:: Information provided ::
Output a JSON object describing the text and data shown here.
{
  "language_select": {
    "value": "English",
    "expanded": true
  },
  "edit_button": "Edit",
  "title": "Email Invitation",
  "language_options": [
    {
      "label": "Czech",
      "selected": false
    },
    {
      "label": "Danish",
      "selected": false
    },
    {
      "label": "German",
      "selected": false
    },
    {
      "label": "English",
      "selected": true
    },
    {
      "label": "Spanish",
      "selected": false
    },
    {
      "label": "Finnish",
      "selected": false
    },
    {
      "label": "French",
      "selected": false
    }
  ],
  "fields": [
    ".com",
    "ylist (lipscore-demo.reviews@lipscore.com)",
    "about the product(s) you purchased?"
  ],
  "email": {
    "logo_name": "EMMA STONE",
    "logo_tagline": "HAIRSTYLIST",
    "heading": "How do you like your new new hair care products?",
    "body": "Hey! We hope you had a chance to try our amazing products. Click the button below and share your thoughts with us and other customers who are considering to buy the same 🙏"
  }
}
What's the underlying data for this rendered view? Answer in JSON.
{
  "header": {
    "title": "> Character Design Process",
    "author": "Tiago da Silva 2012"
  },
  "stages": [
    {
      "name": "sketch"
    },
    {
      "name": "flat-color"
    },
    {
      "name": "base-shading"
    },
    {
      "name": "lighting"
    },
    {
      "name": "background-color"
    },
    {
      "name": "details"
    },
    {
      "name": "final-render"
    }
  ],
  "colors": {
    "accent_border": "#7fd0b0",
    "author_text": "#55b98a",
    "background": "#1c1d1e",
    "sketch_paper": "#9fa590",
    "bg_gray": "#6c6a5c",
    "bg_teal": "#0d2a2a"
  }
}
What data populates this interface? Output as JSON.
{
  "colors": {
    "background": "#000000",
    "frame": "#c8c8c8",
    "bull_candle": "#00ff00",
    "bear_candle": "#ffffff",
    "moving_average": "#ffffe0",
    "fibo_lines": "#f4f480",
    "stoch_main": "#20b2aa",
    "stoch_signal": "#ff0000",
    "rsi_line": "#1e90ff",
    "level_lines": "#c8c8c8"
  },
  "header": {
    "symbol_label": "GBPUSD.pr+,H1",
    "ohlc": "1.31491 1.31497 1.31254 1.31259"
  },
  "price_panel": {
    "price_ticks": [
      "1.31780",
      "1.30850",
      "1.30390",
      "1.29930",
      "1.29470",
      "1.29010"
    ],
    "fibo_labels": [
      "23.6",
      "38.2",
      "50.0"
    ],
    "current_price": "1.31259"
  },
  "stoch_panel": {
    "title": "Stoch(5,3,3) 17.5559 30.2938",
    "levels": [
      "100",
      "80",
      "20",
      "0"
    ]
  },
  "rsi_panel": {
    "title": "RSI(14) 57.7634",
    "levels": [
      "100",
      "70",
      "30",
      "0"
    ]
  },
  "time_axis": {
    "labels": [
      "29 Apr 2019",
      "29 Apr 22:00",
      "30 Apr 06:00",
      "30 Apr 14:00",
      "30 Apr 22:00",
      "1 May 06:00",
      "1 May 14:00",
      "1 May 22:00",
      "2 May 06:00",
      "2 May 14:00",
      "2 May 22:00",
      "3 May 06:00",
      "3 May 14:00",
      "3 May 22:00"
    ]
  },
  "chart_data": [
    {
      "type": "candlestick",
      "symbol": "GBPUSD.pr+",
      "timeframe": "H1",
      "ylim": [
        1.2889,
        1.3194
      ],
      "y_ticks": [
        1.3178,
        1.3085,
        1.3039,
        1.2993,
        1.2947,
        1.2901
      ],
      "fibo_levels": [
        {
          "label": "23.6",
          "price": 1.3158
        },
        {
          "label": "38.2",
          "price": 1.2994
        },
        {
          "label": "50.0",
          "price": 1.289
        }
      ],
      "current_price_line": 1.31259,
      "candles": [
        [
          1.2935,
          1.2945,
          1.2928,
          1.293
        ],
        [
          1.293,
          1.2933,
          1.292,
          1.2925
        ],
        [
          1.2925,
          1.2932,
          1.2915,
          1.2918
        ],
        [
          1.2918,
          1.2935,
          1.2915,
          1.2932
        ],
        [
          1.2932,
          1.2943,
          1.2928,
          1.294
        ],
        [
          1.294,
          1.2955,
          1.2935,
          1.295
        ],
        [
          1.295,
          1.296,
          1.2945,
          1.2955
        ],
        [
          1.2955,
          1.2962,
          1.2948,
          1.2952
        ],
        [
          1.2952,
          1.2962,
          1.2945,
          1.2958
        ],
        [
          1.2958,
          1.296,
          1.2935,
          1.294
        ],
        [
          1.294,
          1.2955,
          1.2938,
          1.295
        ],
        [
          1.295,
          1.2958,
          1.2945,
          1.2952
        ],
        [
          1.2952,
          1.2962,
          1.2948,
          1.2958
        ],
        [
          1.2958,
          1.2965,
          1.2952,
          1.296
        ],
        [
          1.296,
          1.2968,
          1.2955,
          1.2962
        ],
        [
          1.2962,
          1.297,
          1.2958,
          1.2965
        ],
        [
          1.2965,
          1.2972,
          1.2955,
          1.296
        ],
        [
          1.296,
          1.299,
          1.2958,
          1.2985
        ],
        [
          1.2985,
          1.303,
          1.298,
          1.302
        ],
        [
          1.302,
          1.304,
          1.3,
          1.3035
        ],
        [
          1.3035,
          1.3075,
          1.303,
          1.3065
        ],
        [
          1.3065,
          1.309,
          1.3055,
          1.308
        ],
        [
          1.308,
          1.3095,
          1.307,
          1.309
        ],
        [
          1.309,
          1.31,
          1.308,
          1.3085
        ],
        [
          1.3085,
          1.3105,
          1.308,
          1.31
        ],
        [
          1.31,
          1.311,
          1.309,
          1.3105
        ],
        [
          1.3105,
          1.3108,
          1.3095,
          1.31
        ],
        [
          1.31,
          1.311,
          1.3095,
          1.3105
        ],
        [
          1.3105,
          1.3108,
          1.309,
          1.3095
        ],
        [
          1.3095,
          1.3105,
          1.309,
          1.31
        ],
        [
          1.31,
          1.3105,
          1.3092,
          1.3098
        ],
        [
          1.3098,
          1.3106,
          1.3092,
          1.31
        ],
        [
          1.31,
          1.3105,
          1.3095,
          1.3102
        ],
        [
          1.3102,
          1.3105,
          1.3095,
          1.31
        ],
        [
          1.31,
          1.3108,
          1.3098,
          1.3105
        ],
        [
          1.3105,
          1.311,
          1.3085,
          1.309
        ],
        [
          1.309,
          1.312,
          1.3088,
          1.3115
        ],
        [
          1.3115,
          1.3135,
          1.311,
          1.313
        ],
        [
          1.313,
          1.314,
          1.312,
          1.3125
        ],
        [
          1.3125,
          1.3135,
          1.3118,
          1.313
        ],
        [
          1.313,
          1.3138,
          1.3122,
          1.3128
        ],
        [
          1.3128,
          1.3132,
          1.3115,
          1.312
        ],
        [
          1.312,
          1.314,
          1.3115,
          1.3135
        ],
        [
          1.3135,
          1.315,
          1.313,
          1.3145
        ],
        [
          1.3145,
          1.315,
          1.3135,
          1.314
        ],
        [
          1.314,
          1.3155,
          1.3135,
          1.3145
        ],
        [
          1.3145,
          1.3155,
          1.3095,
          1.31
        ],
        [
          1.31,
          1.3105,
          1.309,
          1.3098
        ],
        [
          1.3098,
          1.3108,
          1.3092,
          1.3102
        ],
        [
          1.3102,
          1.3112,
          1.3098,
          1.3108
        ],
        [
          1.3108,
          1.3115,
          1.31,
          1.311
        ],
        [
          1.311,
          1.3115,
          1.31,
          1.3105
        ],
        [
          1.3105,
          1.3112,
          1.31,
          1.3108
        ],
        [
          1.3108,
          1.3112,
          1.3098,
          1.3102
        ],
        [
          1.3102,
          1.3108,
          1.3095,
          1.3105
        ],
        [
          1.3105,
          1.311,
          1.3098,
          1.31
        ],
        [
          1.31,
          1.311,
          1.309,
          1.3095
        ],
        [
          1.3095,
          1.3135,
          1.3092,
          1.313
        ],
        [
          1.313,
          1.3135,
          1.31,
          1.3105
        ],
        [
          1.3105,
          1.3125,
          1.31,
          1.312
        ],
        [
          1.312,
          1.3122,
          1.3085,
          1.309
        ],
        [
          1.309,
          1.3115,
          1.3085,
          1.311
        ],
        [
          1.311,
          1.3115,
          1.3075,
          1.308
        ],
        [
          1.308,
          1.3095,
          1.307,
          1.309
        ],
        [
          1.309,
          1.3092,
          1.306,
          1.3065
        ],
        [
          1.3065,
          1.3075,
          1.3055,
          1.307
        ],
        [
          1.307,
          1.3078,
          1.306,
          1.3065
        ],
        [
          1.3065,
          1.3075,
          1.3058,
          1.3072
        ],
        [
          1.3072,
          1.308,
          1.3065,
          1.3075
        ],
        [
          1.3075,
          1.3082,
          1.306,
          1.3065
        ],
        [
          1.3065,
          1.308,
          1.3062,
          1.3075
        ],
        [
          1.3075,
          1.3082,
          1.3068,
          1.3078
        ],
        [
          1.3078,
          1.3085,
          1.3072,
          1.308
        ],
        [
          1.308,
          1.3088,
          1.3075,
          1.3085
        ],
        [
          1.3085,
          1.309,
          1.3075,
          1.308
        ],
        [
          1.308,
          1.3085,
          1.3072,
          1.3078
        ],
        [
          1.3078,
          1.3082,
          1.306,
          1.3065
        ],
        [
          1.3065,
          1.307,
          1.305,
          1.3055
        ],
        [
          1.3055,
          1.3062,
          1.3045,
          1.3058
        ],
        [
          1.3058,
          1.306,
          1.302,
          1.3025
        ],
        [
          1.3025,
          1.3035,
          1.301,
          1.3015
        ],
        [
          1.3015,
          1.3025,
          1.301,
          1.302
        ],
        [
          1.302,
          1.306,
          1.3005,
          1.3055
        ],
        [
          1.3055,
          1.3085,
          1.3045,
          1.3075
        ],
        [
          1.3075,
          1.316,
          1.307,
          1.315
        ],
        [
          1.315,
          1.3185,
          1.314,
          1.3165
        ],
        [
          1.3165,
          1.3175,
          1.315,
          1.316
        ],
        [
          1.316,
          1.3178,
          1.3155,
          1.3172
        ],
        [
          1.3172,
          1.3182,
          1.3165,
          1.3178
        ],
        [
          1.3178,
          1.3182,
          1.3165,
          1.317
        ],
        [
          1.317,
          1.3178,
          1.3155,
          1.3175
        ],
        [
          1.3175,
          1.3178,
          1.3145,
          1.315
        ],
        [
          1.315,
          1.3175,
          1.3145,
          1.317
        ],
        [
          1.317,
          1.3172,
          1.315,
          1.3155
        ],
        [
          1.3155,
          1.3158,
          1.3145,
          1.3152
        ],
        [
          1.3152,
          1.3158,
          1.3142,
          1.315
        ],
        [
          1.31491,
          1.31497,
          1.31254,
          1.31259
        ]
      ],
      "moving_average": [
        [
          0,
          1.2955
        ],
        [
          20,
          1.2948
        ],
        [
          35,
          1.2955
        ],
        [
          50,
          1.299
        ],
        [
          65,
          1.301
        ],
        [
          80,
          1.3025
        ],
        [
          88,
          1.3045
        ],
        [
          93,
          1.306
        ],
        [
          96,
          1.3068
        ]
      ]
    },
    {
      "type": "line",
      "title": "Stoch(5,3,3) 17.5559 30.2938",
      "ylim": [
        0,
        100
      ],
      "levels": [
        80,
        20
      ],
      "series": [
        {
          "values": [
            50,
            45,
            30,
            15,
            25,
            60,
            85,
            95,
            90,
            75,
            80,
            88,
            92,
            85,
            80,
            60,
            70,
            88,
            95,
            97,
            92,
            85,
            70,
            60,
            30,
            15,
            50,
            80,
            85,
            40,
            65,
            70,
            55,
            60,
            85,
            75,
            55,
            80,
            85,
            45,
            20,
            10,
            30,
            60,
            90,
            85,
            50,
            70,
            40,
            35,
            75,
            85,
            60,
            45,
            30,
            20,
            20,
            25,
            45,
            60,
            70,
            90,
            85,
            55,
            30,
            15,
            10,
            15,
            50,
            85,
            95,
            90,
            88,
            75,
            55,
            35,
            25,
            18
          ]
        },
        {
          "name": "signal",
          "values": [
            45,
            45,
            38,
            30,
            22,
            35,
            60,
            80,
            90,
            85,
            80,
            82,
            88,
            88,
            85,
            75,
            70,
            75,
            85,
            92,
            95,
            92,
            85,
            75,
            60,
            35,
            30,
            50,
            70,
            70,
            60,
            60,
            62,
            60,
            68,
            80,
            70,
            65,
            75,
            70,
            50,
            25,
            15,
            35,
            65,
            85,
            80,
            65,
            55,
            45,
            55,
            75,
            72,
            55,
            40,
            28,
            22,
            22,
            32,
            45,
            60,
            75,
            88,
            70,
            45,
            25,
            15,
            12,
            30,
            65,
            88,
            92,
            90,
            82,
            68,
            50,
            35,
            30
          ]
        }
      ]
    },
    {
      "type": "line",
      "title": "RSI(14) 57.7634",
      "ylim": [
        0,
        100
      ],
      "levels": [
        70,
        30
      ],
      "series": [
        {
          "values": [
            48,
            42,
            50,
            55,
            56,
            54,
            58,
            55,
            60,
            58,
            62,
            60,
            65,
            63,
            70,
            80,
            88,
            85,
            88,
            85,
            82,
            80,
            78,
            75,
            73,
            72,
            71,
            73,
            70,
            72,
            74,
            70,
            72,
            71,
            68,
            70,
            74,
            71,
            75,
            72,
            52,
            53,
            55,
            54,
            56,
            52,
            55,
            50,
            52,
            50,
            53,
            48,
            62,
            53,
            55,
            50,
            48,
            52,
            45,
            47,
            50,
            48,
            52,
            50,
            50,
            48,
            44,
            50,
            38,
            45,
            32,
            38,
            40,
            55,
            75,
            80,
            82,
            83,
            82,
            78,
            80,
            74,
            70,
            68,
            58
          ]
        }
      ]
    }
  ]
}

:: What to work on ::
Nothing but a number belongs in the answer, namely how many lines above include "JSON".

:: Solution for this exercise ::
3